● YOUR OBJECTIVE:
Scan the data below and copy each line where "icon" occurs.

******

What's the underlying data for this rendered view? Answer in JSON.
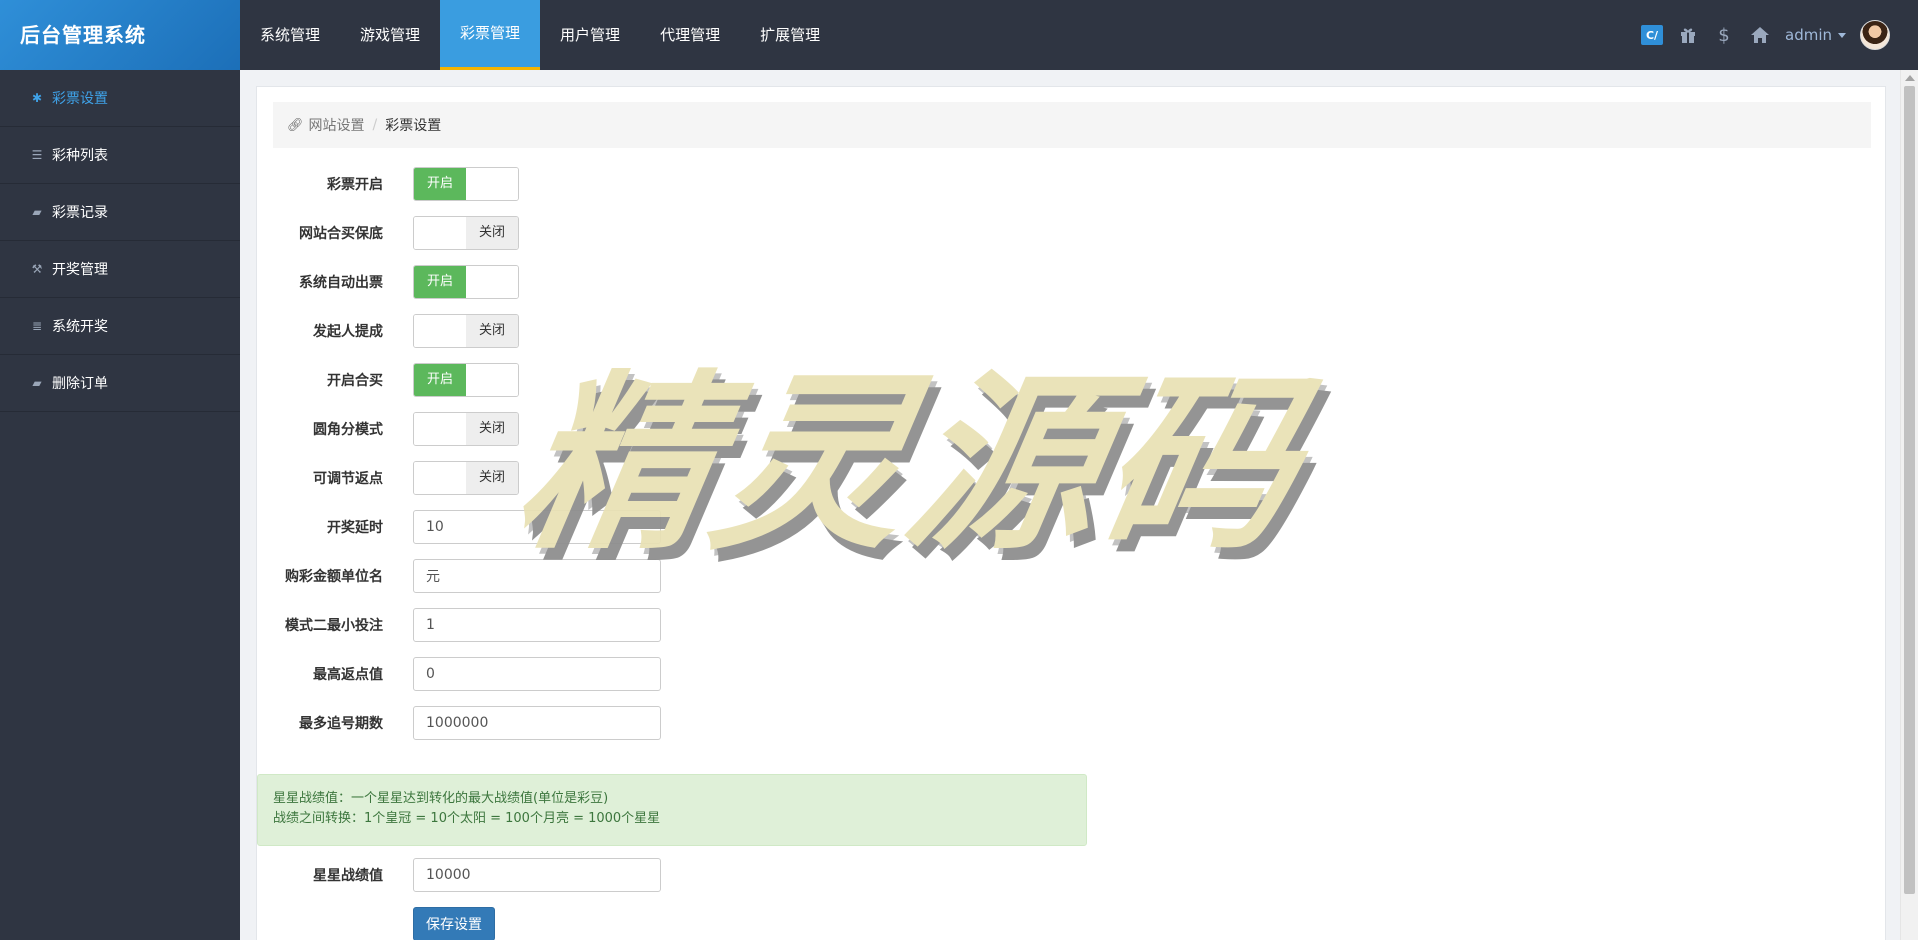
{
  "brand": "后台管理系统",
  "top_nav": [
    {
      "label": "系统管理",
      "active": false
    },
    {
      "label": "游戏管理",
      "active": false
    },
    {
      "label": "彩票管理",
      "active": true
    },
    {
      "label": "用户管理",
      "active": false
    },
    {
      "label": "代理管理",
      "active": false
    },
    {
      "label": "扩展管理",
      "active": false
    }
  ],
  "top_right": {
    "app_icon": "app-icon",
    "gift_icon": "gift-icon",
    "dollar_icon": "dollar-icon",
    "home_icon": "home-icon",
    "user": "admin"
  },
  "sidebar": [
    {
      "label": "彩票设置",
      "icon": "asterisk-icon",
      "active": true
    },
    {
      "label": "彩种列表",
      "icon": "list-icon",
      "active": false
    },
    {
      "label": "彩票记录",
      "icon": "book-icon",
      "active": false
    },
    {
      "label": "开奖管理",
      "icon": "gavel-icon",
      "active": false
    },
    {
      "label": "系统开奖",
      "icon": "server-icon",
      "active": false
    },
    {
      "label": "删除订单",
      "icon": "book-icon",
      "active": false
    }
  ],
  "breadcrumb": {
    "parent": "网站设置",
    "sep": "/",
    "current": "彩票设置"
  },
  "toggle_text": {
    "on": "开启",
    "off": "关闭"
  },
  "form": {
    "toggles": [
      {
        "label": "彩票开启",
        "state": "on"
      },
      {
        "label": "网站合买保底",
        "state": "off"
      },
      {
        "label": "系统自动出票",
        "state": "on"
      },
      {
        "label": "发起人提成",
        "state": "off"
      },
      {
        "label": "开启合买",
        "state": "on"
      },
      {
        "label": "圆角分模式",
        "state": "off"
      },
      {
        "label": "可调节返点",
        "state": "off"
      }
    ],
    "inputs": [
      {
        "label": "开奖延时",
        "value": "10"
      },
      {
        "label": "购彩金额单位名",
        "value": "元"
      },
      {
        "label": "模式二最小投注",
        "value": "1"
      },
      {
        "label": "最高返点值",
        "value": "0"
      },
      {
        "label": "最多追号期数",
        "value": "1000000"
      }
    ],
    "alert": {
      "line1": "星星战绩值：一个星星达到转化的最大战绩值(单位是彩豆)",
      "line2": "战绩之间转换：1个皇冠 = 10个太阳 = 100个月亮 = 1000个星星"
    },
    "star_value": {
      "label": "星星战绩值",
      "value": "10000"
    },
    "save_label": "保存设置"
  },
  "watermark": "精灵源码"
}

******

● ANSWER AREA:
    "app_icon": "app-icon",
    "gift_icon": "gift-icon",
    "dollar_icon": "dollar-icon",
    "home_icon": "home-icon",
      "icon": "asterisk-icon",
      "icon": "list-icon",
      "icon": "book-icon",
      "icon": "gavel-icon",
      "icon": "server-icon",
      "icon": "book-icon",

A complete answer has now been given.